WHAT IS BEING ASKED: Nothing in the records should change; write them all out again.

DATA FOR PROCESSING:
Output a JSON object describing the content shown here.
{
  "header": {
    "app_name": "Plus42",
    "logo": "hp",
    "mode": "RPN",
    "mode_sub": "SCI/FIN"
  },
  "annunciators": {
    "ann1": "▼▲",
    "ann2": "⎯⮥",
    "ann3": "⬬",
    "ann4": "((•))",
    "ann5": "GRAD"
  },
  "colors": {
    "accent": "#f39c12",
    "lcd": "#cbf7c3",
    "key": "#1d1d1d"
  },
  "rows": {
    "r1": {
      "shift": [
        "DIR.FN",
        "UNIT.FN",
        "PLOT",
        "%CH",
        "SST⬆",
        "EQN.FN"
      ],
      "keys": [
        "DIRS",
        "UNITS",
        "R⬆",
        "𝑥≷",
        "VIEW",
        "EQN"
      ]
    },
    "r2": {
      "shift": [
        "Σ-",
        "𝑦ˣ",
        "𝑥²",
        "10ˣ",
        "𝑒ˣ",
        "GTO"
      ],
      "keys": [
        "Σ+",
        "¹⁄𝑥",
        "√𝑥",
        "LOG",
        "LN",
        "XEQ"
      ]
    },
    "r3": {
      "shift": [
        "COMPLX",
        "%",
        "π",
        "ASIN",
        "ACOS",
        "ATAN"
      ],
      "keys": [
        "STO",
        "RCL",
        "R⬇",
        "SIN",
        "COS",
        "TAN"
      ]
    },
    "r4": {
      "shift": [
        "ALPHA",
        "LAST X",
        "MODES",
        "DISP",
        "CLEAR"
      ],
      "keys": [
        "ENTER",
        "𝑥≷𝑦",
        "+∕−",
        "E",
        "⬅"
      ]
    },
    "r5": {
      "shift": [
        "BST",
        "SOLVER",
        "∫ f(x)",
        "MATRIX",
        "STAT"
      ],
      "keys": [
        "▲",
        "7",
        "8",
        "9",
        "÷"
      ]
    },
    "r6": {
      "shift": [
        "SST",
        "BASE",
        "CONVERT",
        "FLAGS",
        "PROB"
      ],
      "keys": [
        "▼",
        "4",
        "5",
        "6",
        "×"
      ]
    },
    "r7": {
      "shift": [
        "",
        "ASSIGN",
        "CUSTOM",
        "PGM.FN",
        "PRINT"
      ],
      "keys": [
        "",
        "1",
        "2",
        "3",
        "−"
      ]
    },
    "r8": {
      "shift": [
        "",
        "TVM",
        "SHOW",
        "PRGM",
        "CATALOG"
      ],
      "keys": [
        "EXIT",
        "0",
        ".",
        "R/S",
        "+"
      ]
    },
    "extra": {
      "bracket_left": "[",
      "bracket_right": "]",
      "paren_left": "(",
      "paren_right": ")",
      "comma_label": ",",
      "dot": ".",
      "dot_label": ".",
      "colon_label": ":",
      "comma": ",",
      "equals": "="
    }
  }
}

ANSWER TO THIS TASK:
Output a JSON object describing the content shown here.
{
  "header": {
    "app_name": "Plus42",
    "logo": "hp",
    "mode": "RPN",
    "mode_sub": "SCI/FIN"
  },
  "annunciators": {
    "ann1": "▼▲",
    "ann2": "⎯⮥",
    "ann3": "⬬",
    "ann4": "((•))",
    "ann5": "GRAD"
  },
  "colors": {
    "accent": "#f39c12",
    "lcd": "#cbf7c3",
    "key": "#1d1d1d"
  },
  "rows": {
    "r1": {
      "shift": [
        "DIR.FN",
        "UNIT.FN",
        "PLOT",
        "%CH",
        "SST⬆",
        "EQN.FN"
      ],
      "keys": [
        "DIRS",
        "UNITS",
        "R⬆",
        "𝑥≷",
        "VIEW",
        "EQN"
      ]
    },
    "r2": {
      "shift": [
        "Σ-",
        "𝑦ˣ",
        "𝑥²",
        "10ˣ",
        "𝑒ˣ",
        "GTO"
      ],
      "keys": [
        "Σ+",
        "¹⁄𝑥",
        "√𝑥",
        "LOG",
        "LN",
        "XEQ"
      ]
    },
    "r3": {
      "shift": [
        "COMPLX",
        "%",
        "π",
        "ASIN",
        "ACOS",
        "ATAN"
      ],
      "keys": [
        "STO",
        "RCL",
        "R⬇",
        "SIN",
        "COS",
        "TAN"
      ]
    },
    "r4": {
      "shift": [
        "ALPHA",
        "LAST X",
        "MODES",
        "DISP",
        "CLEAR"
      ],
      "keys": [
        "ENTER",
        "𝑥≷𝑦",
        "+∕−",
        "E",
        "⬅"
      ]
    },
    "r5": {
      "shift": [
        "BST",
        "SOLVER",
        "∫ f(x)",
        "MATRIX",
        "STAT"
      ],
      "keys": [
        "▲",
        "7",
        "8",
        "9",
        "÷"
      ]
    },
    "r6": {
      "shift": [
        "SST",
        "BASE",
        "CONVERT",
        "FLAGS",
        "PROB"
      ],
      "keys": [
        "▼",
        "4",
        "5",
        "6",
        "×"
      ]
    },
    "r7": {
      "shift": [
        "",
        "ASSIGN",
        "CUSTOM",
        "PGM.FN",
        "PRINT"
      ],
      "keys": [
        "",
        "1",
        "2",
        "3",
        "−"
      ]
    },
    "r8": {
      "shift": [
        "",
        "TVM",
        "SHOW",
        "PRGM",
        "CATALOG"
      ],
      "keys": [
        "EXIT",
        "0",
        ".",
        "R/S",
        "+"
      ]
    },
    "extra": {
      "bracket_left": "[",
      "bracket_right": "]",
      "paren_left": "(",
      "paren_right": ")",
      "comma_label": ",",
      "dot": ".",
      "dot_label": ".",
      "colon_label": ":",
      "comma": ",",
      "equals": "="
    }
  }
}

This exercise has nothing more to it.